◆ The task:
Using the listing below, keep only the lines with the word "Lihat" and copy them.

◆ Entries supplied:

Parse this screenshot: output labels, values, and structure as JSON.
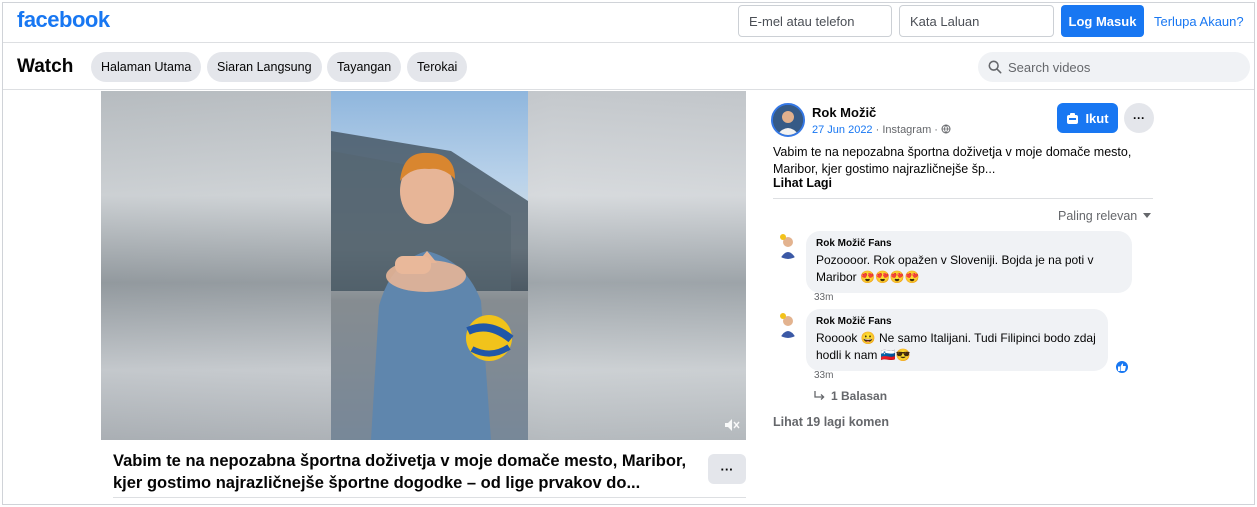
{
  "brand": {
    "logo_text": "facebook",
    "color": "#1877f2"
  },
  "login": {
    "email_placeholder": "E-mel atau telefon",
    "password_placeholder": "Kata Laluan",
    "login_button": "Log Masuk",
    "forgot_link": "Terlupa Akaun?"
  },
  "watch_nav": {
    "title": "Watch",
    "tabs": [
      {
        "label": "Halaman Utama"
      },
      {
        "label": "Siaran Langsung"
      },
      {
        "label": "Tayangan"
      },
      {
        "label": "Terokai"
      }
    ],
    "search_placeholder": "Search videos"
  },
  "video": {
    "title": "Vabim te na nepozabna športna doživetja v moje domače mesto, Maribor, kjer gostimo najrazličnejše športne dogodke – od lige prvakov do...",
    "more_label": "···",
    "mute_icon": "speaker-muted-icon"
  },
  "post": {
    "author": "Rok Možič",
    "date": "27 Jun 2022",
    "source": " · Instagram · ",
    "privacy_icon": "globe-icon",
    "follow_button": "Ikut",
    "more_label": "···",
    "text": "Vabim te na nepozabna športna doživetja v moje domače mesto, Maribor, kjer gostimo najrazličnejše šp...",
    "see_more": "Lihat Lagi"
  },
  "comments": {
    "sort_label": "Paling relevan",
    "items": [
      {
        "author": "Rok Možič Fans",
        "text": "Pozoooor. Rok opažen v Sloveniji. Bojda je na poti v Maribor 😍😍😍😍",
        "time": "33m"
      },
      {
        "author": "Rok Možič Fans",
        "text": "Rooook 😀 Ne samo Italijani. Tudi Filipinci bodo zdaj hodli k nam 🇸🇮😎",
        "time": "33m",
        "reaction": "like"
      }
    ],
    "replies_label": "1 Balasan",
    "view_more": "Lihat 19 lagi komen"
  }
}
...
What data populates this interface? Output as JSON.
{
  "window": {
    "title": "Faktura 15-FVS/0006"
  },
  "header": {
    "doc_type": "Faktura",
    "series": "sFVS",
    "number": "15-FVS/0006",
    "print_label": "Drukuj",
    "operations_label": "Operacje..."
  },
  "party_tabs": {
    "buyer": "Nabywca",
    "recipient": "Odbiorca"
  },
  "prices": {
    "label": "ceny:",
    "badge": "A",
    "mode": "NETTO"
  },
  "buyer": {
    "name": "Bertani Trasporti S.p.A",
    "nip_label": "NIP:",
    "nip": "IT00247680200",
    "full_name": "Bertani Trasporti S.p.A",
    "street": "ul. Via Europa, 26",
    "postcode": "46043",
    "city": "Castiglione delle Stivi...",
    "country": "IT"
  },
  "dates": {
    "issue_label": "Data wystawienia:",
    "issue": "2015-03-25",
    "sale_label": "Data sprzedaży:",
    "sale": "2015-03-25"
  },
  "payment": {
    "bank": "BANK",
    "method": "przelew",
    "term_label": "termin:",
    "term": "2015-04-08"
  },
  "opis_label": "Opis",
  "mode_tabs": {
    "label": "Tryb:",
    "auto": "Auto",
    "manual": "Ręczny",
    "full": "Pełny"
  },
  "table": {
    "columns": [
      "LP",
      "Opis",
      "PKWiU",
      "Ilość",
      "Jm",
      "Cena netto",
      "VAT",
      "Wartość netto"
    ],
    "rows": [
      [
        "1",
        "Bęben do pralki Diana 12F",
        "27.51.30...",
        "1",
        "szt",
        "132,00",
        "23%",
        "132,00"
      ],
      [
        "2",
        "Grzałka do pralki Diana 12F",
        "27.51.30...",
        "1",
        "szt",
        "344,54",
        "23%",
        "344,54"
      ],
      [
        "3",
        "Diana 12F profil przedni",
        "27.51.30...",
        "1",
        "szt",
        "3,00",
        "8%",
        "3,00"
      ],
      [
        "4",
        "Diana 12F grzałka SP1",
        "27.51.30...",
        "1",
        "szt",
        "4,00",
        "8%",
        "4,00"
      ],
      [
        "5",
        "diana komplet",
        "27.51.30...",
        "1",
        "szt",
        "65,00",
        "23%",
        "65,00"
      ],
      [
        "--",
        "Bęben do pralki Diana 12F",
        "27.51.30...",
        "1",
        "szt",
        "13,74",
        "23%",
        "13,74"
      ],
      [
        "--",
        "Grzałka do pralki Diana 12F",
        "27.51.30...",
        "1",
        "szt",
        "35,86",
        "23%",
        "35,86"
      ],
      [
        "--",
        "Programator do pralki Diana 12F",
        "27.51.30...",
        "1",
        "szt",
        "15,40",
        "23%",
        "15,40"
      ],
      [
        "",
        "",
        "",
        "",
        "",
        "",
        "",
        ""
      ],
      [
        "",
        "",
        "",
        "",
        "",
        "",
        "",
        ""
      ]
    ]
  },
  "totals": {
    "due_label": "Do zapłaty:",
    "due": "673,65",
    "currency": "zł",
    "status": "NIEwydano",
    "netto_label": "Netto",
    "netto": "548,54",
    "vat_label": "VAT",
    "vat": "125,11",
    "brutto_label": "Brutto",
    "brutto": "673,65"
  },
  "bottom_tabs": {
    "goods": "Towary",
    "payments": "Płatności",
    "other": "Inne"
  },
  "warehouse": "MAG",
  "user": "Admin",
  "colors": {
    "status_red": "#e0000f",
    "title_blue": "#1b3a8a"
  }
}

◆ Answer space:
    "see_more": "Lihat Lagi"
    "view_more": "Lihat 19 lagi komen"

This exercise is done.